You are not permitted to download, save or email this image. Visit image gallery to purchase the image.
In Wanaka on Wednesday to attend the Guardians' meeting, Dr Smith welcomed
John Darby, Don Robertson and Alan Cone, who join reappointed members Barrie Wills, Taare Bradshaw and Helen Tait - who continues as chairwoman - for the next three-year term.
Queenstown Lakes councillor Calum MacLeod acts as the Guardians' liaison with council.
Dr Smith emphasised the importance of the Department of Conservation's partnership focus and the role of the Guardians in working with agencies, groups and individuals to protect lake quality.
A Guardians of Lake Wanaka-run seminar last year reinforced concerns the quality of the lake was deteriorating but there was insufficient data at present to properly monitor the trends and take appropriate action, Ms Tait said.
''With the inevitability that lake quality will further deteriorate.''
The Guardians were determined to avoid the ''crisis state'' which had occurred in several North Island lakes leaving local authorities there with costly remediation programmes.

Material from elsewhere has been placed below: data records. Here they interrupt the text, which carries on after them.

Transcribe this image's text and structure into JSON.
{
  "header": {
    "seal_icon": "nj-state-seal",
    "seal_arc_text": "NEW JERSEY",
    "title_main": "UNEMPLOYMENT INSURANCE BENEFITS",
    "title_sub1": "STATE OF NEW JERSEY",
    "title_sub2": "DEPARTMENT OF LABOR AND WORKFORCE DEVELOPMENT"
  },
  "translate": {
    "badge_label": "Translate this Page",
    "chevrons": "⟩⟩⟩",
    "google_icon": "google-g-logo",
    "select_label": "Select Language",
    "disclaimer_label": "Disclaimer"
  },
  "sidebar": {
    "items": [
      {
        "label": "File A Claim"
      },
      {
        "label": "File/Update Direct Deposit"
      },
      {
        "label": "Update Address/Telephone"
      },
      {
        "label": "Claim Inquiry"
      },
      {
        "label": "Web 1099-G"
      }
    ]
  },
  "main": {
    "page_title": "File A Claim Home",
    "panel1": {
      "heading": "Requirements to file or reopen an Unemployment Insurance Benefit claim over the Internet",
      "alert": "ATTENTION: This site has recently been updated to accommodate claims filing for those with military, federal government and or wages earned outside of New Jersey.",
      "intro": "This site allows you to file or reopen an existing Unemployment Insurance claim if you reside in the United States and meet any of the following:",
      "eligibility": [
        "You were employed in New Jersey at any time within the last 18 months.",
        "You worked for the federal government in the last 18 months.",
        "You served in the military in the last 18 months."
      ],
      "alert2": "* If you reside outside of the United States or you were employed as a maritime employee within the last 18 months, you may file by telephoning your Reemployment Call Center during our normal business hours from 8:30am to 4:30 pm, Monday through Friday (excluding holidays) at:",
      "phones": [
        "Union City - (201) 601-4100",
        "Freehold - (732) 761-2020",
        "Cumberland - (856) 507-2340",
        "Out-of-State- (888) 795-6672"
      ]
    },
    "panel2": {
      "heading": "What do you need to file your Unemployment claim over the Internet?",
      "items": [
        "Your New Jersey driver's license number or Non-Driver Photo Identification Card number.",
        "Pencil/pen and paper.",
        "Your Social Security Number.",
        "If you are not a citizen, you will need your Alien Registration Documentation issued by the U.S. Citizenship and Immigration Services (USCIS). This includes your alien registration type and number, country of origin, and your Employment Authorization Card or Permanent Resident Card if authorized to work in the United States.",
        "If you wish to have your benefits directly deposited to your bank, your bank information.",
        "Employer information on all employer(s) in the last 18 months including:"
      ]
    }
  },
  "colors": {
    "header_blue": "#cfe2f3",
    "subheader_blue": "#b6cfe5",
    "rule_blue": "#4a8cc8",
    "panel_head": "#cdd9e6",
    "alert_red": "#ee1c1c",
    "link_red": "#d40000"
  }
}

The group had welcomed national water quality standards released by the Government earlier this month and had agreed on a future objective of working with the Otago Regional Council to ensure the quality of Lake Wanaka was maintained.
The Guardians would also work with community groups to raise funds for developing a lake management framework which would include improved water quality monitoring capability and define lake quality targets.
The Guardians of Lake Wanaka are empowered under the Lake Wanaka Preservation Act 1973 to report and make recommendations to the Minister of Conservation.